Retailers should exercise caution when adopting new sale names that could, in fact, be registered as a trademark by another company.
Large fashion retailer, Factory X, which owns Gorman, Princess Highway and Dangerfield, has reportedly contacted fashion retailers about taking legal action over their use of the term ‘Black Friday’ — a term Factory X has registered as a trademark, according to The Sydney Morning Herald.
While Black Friday is used globally to refer to sales taking place after US holiday Thanksgiving, WRP associate and specialist in intellectual property law Stephen Annicchiarico says businesses should exercise caution when using terms that may be registered trademarks.
Speaking to SmartCompany, Annicchiarico says it is questionable whether Factory X could enforce the rights it has under the trademark registration in this situation.
“It’s a little bit questionable.
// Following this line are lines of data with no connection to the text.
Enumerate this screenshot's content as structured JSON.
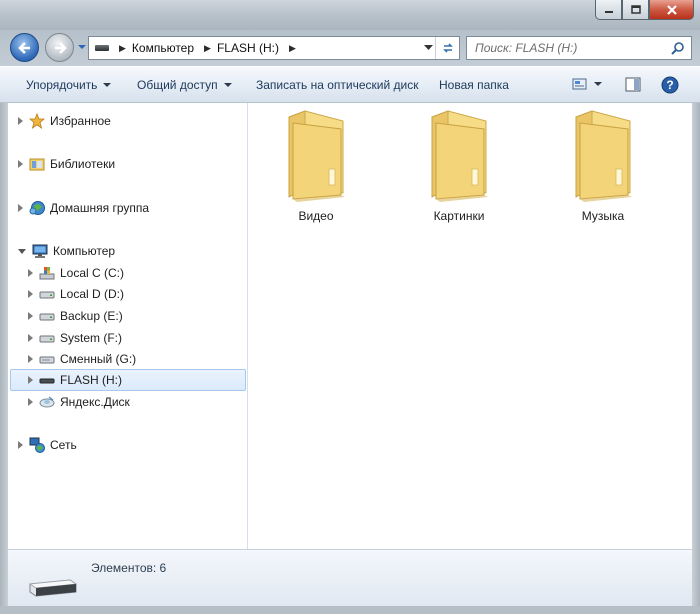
{
  "window": {
    "controls": {
      "minimize": "minimize",
      "maximize": "maximize",
      "close": "close"
    }
  },
  "navigation": {
    "breadcrumb": [
      "Компьютер",
      "FLASH (H:)"
    ],
    "search_placeholder": "Поиск: FLASH (H:)"
  },
  "toolbar": {
    "organize_label": "Упорядочить",
    "share_label": "Общий доступ",
    "burn_label": "Записать на оптический диск",
    "new_folder_label": "Новая папка"
  },
  "sidebar": {
    "favorites": "Избранное",
    "libraries": "Библиотеки",
    "homegroup": "Домашняя группа",
    "computer": "Компьютер",
    "drives": [
      "Local C (C:)",
      "Local D (D:)",
      "Backup (E:)",
      "System (F:)",
      "Сменный (G:)",
      "FLASH (H:)",
      "Яндекс.Диск"
    ],
    "selected": "FLASH (H:)",
    "network": "Сеть"
  },
  "content": {
    "folders": [
      "Видео",
      "Картинки",
      "Музыка"
    ]
  },
  "status": {
    "item_count": "Элементов: 6"
  },
  "colors": {
    "folder": "#f5d97a",
    "selection": "#dbeafb",
    "toolbar_text": "#1e395b"
  }
}
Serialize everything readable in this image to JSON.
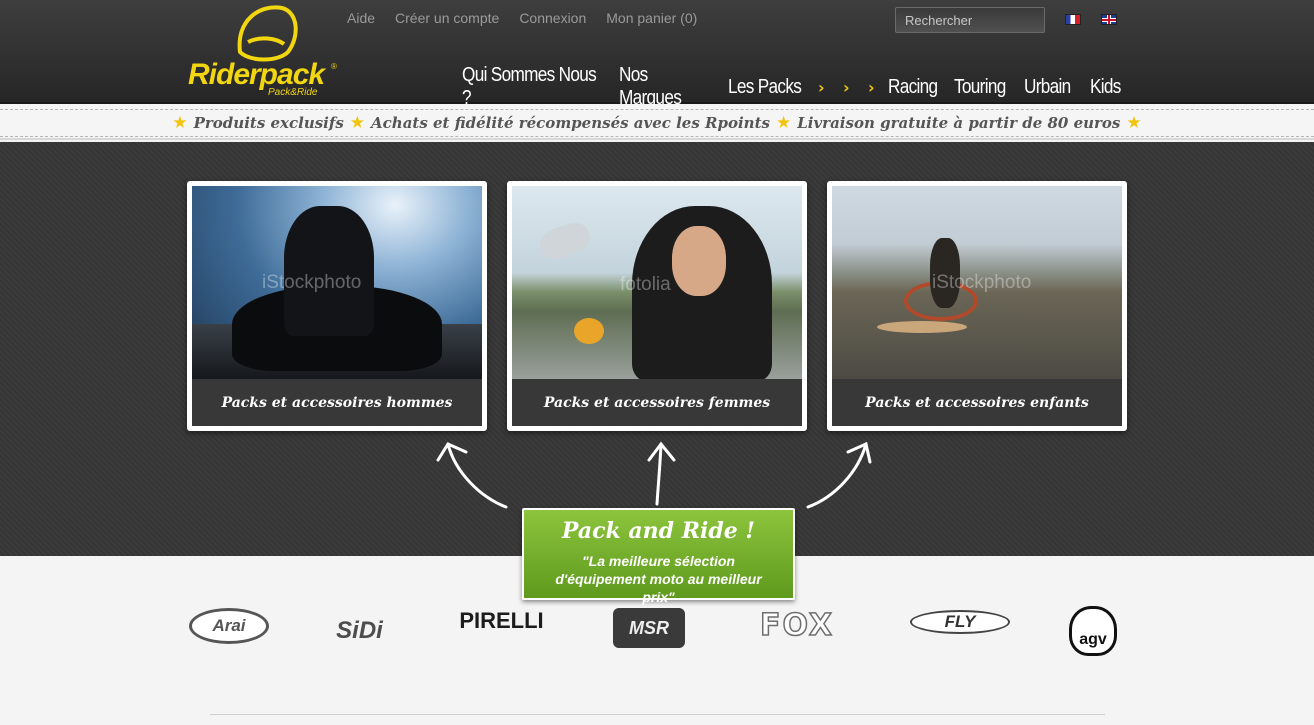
{
  "header": {
    "logo_text": "Riderpack",
    "logo_tagline": "Pack&Ride",
    "logo_reg": "®",
    "top_links": [
      "Aide",
      "Créer un compte",
      "Connexion",
      "Mon panier (0)"
    ],
    "search_placeholder": "Rechercher",
    "flags": [
      "flag-fr-icon",
      "flag-en-icon"
    ],
    "nav": [
      "Qui Sommes Nous ?",
      "Nos Marques",
      "Les Packs",
      "Racing",
      "Touring",
      "Urbain",
      "Kids"
    ],
    "nav_chevron": "›",
    "accent_color": "#f2d60f"
  },
  "strip": {
    "star": "★",
    "items": [
      "Produits exclusifs",
      "Achats et fidélité récompensés avec les Rpoints",
      "Livraison gratuite à partir de 80 euros"
    ]
  },
  "cards": [
    {
      "caption": "Packs et accessoires hommes",
      "watermark": "iStockphoto"
    },
    {
      "caption": "Packs et accessoires femmes",
      "watermark": "fotolia"
    },
    {
      "caption": "Packs et accessoires enfants",
      "watermark": "iStockphoto"
    }
  ],
  "cta": {
    "title": "Pack and Ride !",
    "subtitle": "\"La meilleure sélection d'équipement moto au meilleur prix\""
  },
  "brands": {
    "arai": "Arai",
    "sidi": "SiDi",
    "pirelli": "PIRELLI",
    "msr": "MSR",
    "fox": "FOX",
    "fly": "FLY",
    "agv": "agv"
  }
}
If you remove the law from this, if you look at every store in Australia over the last two weeks, they have been using the term Black Friday in connection with retail services,” Annicchiarico says.
According to the Australian trademark register, Factory X registered Black Friday in 2007 as a brand name linked to retail services, clothing, footwear, headwear and accessories.
Annicchiarico says for a trademark to be registered it needs to be distinguishable, and once it is no longer distinguishable or is deemed generic, it can lose registration.
“Genericism is basically around whether a trademark can be deregistered if a member of the public or the industry find that the word is descriptive after the date of registration,” he says.
Good examples of well-known brands with trademarks that became generic are “trampoline” and “zipper”.
If the dispute eventuates, the Australian Trade Marks Office will make a determination, and if that decision isn’t to everyone’s satisfaction, it can be appealed at the Federal Court.
When asked about other large sales that retailers participate in, such as Click Frenzy, Annicchiarico says retailers should be cautious and properly engage in official sales.
Click Frenzy has been registered as a trademark multiple times and is not only a business but also an online sales event.
“Click Frenzy is the one website where all vendors are able to do sales … it’s all connected,” Annicchiarico says.
“I imagine there are licence agreements between Click Frenzy and the other retailers who are participating to use the Click Frenzy trademark,” he says.
“So, I would certainly advise smaller businesses to be careful and exercise caution when using the Click Frenzy name unless they have been given expressed consent from the Click Frenzy business.”